As advanced as technology is getting when it comes to going cashless it will always be difficult to translate these ‘micro-transactions’ into the digital age. The whole point of the petty cash tin, tub, bowl or whatever used is that it’s there just in case, to be used as and when and to be forgotten about until needed – something that doesn’t translate into digital.
As with any big societal culture change, there will always be those who are reluctant to change, who are firm in their belief that the ‘old ways’ are the best despite advances.
Technology has advanced so rapidly over the past 30 years – to think that somebody who is 30 can remember a time before the internet – that it is inevitable there will be many people who haven’t kept up with the changes. This could be due to lack of understanding or interest, but also because of the sheer speed of the changes we have embraced.
This same process applies to the cashless society. A massive proportion of the population is only just catching up to banking online and many of the older generations still don’t have an internet connection, making a cashless world virtually impossible for them. For these members of society cash will always reign supreme and will always be in demand; until many years from now when today’s younger generations replace them.
If the Bank of England thought cash was dead or dying then they wouldn’t have spent millions printing new £5 and as of summer 2017, new £10 notes.
The bank spent £46million printing the new £5 note which features Winston Churchill and has already spent £24million on printing the new £10 notes which features Jane Austen. If cashlessness was imminent then this surely would be wasted funds?
Not only did the bank print these notes, they have invested in modern technologies to make cash more durable, using a plastic-type polymer that allows the notes to be washed, crumpled up and exposed to extremes of temperature without being destroyed. The new notes also have better anti-counterfeit measures in them to make them more secure and prevent the loss to business incurred by counterfeit notes.
All of this indicates that the Bank of England believes that cash is here to stay, in fact, they expect it to last even longer than the previous notes.
No matter how cashless a society becomes there will always be a demand for cash on the black market and for clandestine reasons.
Mainly because cash is much more difficult to keep track off, although there are methods of doing so, these pale in comparison to the ease of tracking digital transactions.

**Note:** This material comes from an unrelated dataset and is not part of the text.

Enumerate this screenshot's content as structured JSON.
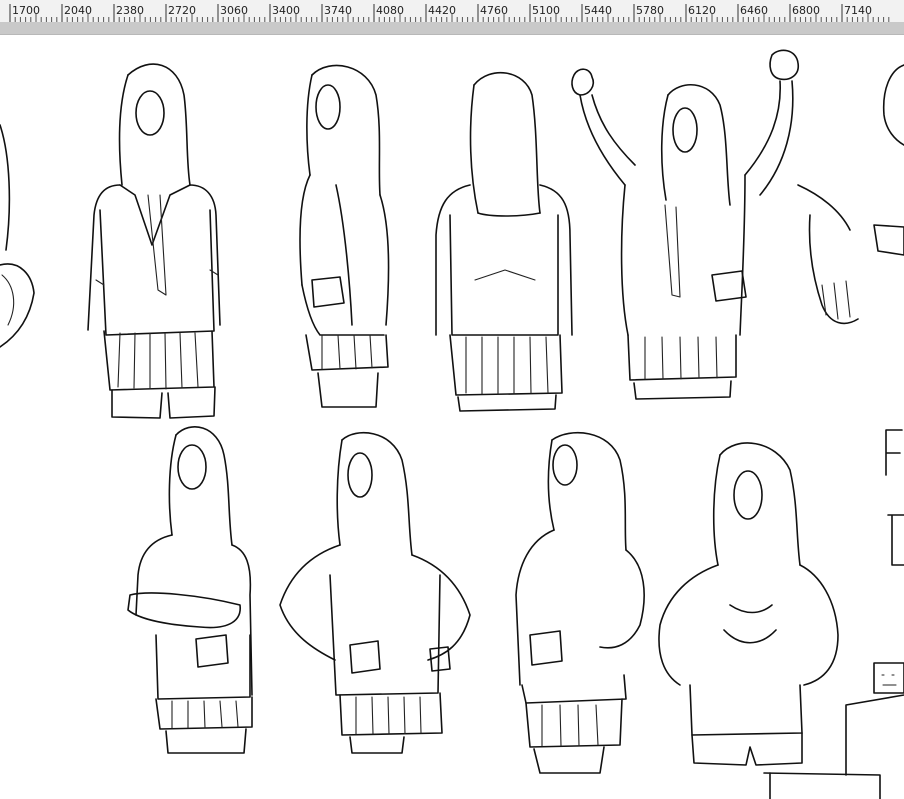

It could be anything from an organised crime racket selling fake goods to a schoolyard market for the latest craze, but the concept of a black market is one that just doesn’t work with a cashless society.
Even if going cashless becomes the norm, the use of cash will always be used in shady transactions because it’s real, physical money which changes hands – there’s no waiting on funds to clear in banks or using digital methods of payment which leave a paper trail.
Another place cash will always be required are certain outdoor activities – from car boot sales to traveling fairgrounds.
These operations don’t work well with digital transactions purely because of their frivolous nature and location. As an example, fairgrounds often rely on the petty cash and change we mentioned above, with rides, games, and activities costing mere pounds per person and relying on volume to make a profit.
If every visitor to a fair had to pay for every game played or ride ridden on their card it would cause hassle not only for the visitor but also for the organisers who would have to ensure that each attendant had a machine with an internet connection.